As far as successful women’s major league soccer goes…they’re getting there. The Women’s Professional Soccer league is young (established in 2007) and is struggling to gain a foothold in the vast marketplace of American sports. The league is dealing with some growing pains, and, like the MLS and the Women’s National Basketball Association, it will need years to establish itself and begin generating more widespread interest. This past Women’s World Cup could provide another small boost toward legitimacy.
But Gazzolo implores us to “forget the solid viewing numbers,” before bringing out the hoariest of all chestnuts that soccer is “boring.”
He must not have seen the United States men’s team gripping 1-0 stoppage-time win over Algeria at the 2010 World Cup. In that game (which, like the 1999 women’s final, was tied at 0-0 after 90 minutes), the United States, on the verge of elimination, had several chances to score but could not shake the Algerian defense and a controversial offsides call. It was maybe the least boring 0-0 match in Cup history.

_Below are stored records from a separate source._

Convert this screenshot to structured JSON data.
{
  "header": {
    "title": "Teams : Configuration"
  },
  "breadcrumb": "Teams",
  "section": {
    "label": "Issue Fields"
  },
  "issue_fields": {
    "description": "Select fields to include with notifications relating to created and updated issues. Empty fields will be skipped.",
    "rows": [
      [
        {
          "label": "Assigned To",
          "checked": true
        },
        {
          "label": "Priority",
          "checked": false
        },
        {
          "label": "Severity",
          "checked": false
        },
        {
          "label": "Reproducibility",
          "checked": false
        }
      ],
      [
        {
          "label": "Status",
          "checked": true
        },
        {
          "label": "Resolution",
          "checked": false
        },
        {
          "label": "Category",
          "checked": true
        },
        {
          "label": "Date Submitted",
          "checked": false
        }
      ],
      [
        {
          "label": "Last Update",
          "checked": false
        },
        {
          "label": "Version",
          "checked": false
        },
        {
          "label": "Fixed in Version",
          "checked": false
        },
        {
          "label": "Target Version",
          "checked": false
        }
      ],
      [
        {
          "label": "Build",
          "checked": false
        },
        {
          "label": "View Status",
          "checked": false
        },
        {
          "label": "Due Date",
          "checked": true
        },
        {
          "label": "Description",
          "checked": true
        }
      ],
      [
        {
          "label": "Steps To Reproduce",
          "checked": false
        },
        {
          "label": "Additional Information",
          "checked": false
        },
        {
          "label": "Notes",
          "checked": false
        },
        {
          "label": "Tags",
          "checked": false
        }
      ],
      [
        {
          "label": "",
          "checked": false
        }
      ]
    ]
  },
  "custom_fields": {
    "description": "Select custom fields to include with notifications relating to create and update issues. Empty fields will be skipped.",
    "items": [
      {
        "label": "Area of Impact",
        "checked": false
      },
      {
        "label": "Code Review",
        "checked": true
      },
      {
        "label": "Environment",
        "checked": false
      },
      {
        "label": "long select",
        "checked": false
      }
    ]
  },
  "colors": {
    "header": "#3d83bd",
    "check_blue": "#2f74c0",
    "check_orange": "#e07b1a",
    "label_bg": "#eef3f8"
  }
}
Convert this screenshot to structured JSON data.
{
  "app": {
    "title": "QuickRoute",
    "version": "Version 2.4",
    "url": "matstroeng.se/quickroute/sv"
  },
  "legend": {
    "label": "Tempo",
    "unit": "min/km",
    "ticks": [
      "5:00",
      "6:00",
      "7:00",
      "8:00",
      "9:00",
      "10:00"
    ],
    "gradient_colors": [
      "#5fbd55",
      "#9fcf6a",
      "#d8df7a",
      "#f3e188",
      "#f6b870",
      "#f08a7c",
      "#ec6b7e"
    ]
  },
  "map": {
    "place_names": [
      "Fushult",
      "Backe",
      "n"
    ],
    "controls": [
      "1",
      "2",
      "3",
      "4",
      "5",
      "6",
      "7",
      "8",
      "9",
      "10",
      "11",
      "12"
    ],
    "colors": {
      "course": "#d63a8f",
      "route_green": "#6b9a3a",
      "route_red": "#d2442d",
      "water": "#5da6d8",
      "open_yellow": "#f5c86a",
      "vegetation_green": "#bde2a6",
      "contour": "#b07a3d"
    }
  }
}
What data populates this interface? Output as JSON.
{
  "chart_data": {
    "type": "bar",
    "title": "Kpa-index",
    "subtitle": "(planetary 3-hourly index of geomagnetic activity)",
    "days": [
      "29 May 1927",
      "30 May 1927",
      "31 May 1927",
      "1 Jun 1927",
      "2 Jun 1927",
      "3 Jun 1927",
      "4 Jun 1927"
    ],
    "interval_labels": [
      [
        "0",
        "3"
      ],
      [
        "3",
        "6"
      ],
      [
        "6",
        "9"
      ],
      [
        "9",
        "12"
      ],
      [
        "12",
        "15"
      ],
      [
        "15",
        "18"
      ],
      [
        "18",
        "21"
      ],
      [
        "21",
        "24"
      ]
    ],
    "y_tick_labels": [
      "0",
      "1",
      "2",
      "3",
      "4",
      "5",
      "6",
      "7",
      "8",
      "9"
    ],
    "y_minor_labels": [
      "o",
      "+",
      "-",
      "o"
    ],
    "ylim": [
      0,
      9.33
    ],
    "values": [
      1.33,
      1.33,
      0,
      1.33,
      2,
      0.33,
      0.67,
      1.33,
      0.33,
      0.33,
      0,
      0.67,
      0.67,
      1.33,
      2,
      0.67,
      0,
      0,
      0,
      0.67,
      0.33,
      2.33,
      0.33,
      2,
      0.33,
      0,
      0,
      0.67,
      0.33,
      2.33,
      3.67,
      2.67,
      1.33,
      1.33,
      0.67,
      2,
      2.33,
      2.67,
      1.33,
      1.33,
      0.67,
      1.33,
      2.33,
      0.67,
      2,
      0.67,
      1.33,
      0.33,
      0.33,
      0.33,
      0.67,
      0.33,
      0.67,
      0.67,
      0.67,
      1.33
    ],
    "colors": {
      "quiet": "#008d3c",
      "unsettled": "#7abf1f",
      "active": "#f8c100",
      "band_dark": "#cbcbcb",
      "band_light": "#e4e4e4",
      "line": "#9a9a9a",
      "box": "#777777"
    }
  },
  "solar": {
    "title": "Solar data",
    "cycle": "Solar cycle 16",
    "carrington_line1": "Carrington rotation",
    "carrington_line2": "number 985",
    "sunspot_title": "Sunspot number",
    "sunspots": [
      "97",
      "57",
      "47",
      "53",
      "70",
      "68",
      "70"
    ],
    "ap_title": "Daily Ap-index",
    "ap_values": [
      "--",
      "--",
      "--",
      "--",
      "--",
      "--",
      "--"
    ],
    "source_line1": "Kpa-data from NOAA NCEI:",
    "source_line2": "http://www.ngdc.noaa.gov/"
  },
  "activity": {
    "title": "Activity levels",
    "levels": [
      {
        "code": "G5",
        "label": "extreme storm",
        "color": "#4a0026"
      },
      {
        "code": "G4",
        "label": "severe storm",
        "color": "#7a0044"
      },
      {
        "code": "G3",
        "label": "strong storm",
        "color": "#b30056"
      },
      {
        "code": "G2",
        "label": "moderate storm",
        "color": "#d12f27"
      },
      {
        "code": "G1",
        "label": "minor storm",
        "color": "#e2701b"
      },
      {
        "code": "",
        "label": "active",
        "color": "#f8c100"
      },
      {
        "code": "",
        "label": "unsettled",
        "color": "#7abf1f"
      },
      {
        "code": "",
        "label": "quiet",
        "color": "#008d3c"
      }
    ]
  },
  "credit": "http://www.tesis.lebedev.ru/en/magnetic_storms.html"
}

Finally in the 91st minute, the first of four minutes of stoppage time, Landon Donovan’s rebound goal saved the Americans’ Cup dreams and set off celebrations around the country.
Must have missed Abby Wambach’s game-winning goal against Brazil, too.
But that’s okay. He’ll have plenty of time to see another exciting, heart-stopping moment in soccer history. There are lots of them to come.
Because the soccer revolution isn’t just coming. It’s already here to stay.
Brandon Shoumaker is a graduate of McNeese State University and has covered sports for more than seven years for various publications. Coaches or parents with story tips may contact Brandon at email@example.com or send him a message on Twitter (@bshoumaker).